Making UEFI Secure Boot Work With Open Platforms

May 05, 2013
"UEFI Secure boot” is a technology that offers the prospect of a hardware-verified, malware-free operating system bootstrap process that can improve the security of many system deployments. Linux and other open operating systems will be able to take advantage of secure boot if it is implemented properly in the hardware. UEFI is meant to replace the Basic Input/Output System (BIOS) firmware interface present in all IBM PC compatible personal computers.

Personal computers bearing the Windows 8-certified logo will be required to ship with Microsoft Secure Boot enabled.

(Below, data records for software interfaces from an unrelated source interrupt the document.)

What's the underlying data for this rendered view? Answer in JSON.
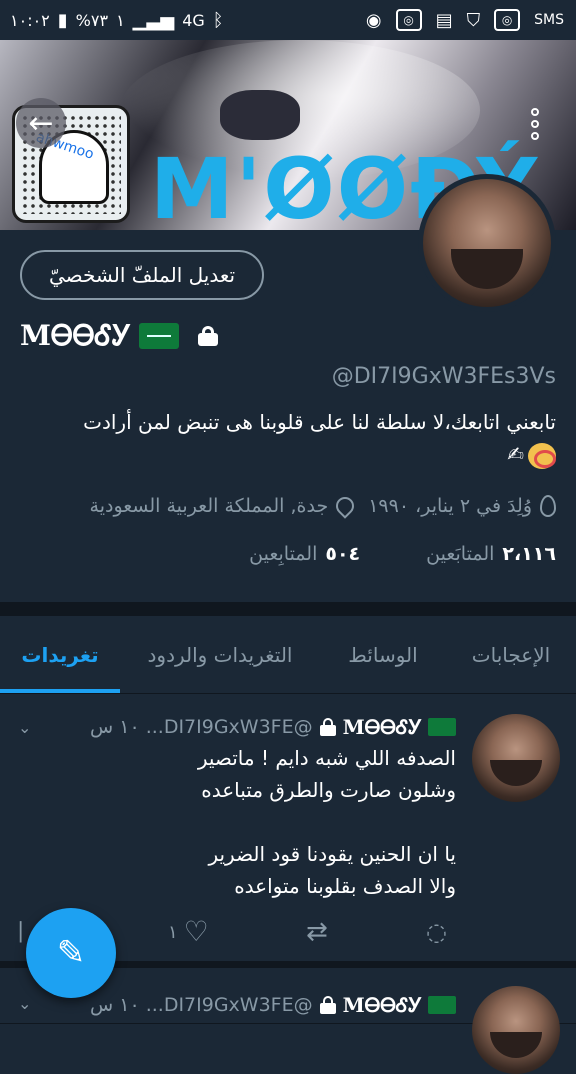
{
  "status_bar": {
    "time": "١٠:٠٢",
    "battery": "%٧٣",
    "signal": "١",
    "network": "4G",
    "sms": "SMS"
  },
  "banner": {
    "title": "M'ØØĐÝ",
    "snapcode_name": "ahwmoo"
  },
  "profile": {
    "edit_button": "تعديل الملفّ الشخصيّ",
    "name": "MᎾᎾᎴᎩ",
    "handle": "@DI7I9GxW3FEs3Vs",
    "bio": "تابعني اتابعك،لا سلطة لنا على قلوبنا  هى تنبض لمن أرادت",
    "birthday": "وُلِدَ في ٢ يناير، ١٩٩٠",
    "location": "جدة, المملكة العربية السعودية",
    "following_count": "٢،١١٦",
    "following_label": "المتابَعين",
    "followers_count": "٥٠٤",
    "followers_label": "المتابِعين"
  },
  "tabs": [
    "تغريدات",
    "التغريدات والردود",
    "الوسائط",
    "الإعجابات"
  ],
  "active_tab": 0,
  "tweets": [
    {
      "name": "MᎾᎾᎴᎩ",
      "handle": "@DI7I9GxW3FE...",
      "time": "١٠ س",
      "text": "الصدفه اللي شبه دايم ! ماتصير\nوشلون صارت والطرق متباعده\n\nيا ان الحنين يقودنا قود الضرير\nوالا الصدف بقلوبنا متواعده",
      "likes": "١"
    },
    {
      "name": "MᎾᎾᎴᎩ",
      "handle": "@DI7I9GxW3FE...",
      "time": "١٠ س"
    }
  ],
  "colors": {
    "background": "#1b2836",
    "accent": "#1da1f2",
    "muted": "#8899a6"
  }
}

Microsoft Secure Boot is a component of Microsoft's Windows 8 operating system that relies on the UEFI specification’s secure boot functionality to help prevent malicious software applications and "unauthorized" operating systems from loading during the system start-up process.

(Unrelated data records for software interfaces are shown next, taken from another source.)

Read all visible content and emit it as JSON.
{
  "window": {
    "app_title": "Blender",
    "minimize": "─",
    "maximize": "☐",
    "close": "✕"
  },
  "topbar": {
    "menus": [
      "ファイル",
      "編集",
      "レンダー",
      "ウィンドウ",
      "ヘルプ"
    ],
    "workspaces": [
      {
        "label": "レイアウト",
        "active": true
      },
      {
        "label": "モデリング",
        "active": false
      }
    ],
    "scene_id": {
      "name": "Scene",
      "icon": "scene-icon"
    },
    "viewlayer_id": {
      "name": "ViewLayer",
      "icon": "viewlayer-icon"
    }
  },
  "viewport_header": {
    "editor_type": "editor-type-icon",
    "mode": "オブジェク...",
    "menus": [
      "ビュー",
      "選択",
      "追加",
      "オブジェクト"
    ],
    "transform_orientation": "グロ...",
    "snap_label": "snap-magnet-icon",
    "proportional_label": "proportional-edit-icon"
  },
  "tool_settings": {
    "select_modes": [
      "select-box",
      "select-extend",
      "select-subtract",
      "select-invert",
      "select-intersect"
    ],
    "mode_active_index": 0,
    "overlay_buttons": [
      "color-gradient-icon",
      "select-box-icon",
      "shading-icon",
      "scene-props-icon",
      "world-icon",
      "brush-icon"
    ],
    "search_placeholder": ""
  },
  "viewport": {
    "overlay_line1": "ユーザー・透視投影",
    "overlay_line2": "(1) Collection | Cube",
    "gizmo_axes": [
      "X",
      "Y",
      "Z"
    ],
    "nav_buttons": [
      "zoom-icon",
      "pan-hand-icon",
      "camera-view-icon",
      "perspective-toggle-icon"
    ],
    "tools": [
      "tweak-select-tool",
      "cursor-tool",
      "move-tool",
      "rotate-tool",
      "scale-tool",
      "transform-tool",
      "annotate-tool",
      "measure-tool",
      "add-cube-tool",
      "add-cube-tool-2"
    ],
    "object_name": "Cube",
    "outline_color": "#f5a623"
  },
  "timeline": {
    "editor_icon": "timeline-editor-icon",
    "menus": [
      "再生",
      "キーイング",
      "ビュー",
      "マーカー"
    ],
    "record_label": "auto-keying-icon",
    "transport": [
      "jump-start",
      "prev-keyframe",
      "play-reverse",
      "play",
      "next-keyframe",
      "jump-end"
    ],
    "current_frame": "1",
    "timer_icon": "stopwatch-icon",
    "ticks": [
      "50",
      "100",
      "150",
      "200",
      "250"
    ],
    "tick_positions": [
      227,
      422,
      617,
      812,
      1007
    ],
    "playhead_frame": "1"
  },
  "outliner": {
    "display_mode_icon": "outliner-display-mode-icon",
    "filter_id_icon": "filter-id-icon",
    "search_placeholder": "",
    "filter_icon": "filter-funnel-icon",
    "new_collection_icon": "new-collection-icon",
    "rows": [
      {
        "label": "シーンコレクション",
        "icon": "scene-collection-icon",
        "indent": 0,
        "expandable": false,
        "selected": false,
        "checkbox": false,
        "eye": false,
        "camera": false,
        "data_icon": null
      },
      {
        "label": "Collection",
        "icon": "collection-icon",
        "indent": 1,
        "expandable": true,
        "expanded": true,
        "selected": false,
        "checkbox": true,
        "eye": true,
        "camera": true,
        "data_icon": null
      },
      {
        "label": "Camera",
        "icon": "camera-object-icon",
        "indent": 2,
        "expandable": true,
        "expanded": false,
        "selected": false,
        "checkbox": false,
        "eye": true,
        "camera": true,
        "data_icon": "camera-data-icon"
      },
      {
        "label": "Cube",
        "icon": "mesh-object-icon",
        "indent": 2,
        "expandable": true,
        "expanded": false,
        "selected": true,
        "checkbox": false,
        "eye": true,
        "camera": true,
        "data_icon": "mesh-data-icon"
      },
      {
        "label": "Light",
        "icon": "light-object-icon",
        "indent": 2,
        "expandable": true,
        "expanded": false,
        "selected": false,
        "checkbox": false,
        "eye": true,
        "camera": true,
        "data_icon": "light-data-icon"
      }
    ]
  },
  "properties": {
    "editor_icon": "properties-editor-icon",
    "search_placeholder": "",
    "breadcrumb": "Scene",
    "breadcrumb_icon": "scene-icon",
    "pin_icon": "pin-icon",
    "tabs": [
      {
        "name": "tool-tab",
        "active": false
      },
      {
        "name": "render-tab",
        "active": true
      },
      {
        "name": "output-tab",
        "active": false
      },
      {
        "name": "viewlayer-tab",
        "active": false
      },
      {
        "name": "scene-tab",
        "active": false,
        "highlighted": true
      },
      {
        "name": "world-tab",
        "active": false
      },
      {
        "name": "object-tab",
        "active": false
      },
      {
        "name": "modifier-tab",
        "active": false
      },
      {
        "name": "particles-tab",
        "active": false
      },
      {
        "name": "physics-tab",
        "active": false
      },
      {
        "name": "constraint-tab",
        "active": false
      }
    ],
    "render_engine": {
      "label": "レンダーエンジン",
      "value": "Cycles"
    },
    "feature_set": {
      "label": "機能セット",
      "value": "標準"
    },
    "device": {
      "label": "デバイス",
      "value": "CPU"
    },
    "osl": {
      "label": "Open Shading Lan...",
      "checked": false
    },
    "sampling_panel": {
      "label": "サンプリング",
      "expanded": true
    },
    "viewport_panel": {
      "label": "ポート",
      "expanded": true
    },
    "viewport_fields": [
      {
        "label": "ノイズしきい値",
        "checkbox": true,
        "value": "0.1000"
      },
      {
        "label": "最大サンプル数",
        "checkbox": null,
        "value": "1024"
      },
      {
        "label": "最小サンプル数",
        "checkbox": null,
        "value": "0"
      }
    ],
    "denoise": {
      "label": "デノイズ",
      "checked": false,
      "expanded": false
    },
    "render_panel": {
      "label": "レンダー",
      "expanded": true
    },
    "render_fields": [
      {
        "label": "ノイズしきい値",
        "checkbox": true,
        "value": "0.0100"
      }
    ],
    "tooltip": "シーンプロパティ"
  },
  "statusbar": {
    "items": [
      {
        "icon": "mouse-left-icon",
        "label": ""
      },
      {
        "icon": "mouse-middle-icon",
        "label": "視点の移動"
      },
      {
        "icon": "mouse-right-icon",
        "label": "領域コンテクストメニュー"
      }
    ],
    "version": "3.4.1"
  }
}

Unfortunately, this has raised concerns that Microsoft Secure Boot will make it difficult to install Linux or other operating systems on a Windows 8 computer.

Linux foundation has published a document that offers recommendations on how Linux can be successfully installed on PCs certified by proprietary vendors such as Microsoft.

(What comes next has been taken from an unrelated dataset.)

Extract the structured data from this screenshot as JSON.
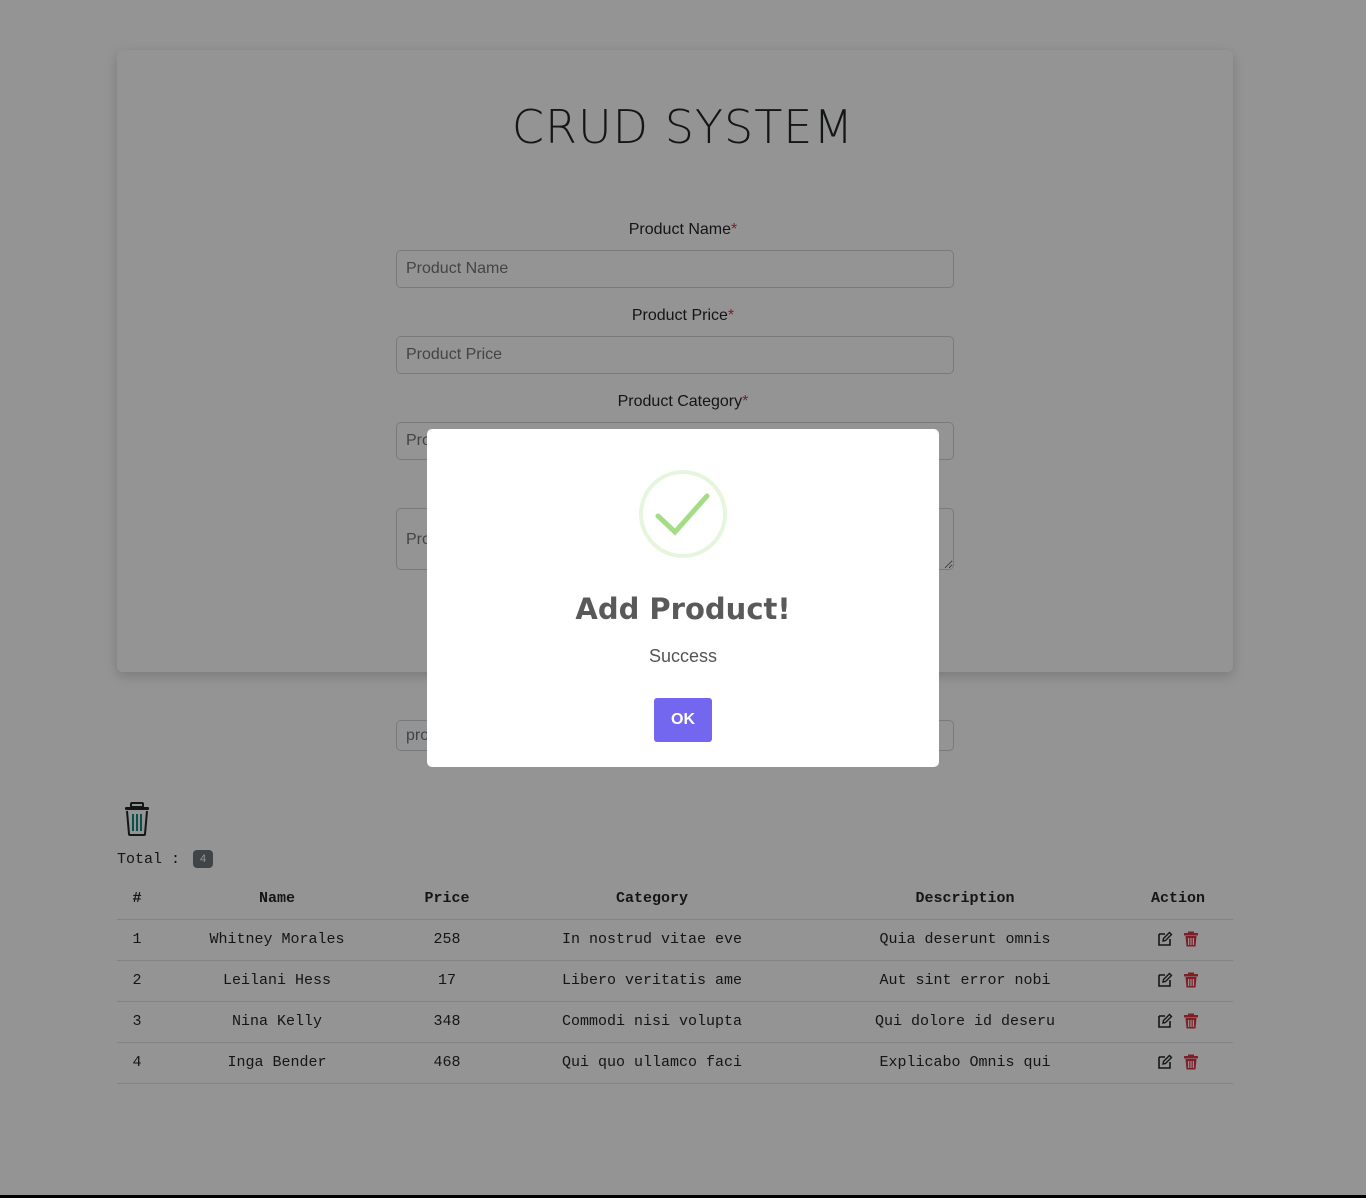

Excerpt from the document(PDF) ...

To enable proper operation with open systems, all UEFI secure boot platforms should ship in setup mode, with no Platform Key installed. This enables the Platform Owner to take control of the platform securely by installing their own platform key or allowing the Operating System install process to do so.

[Source : Linux Foundation]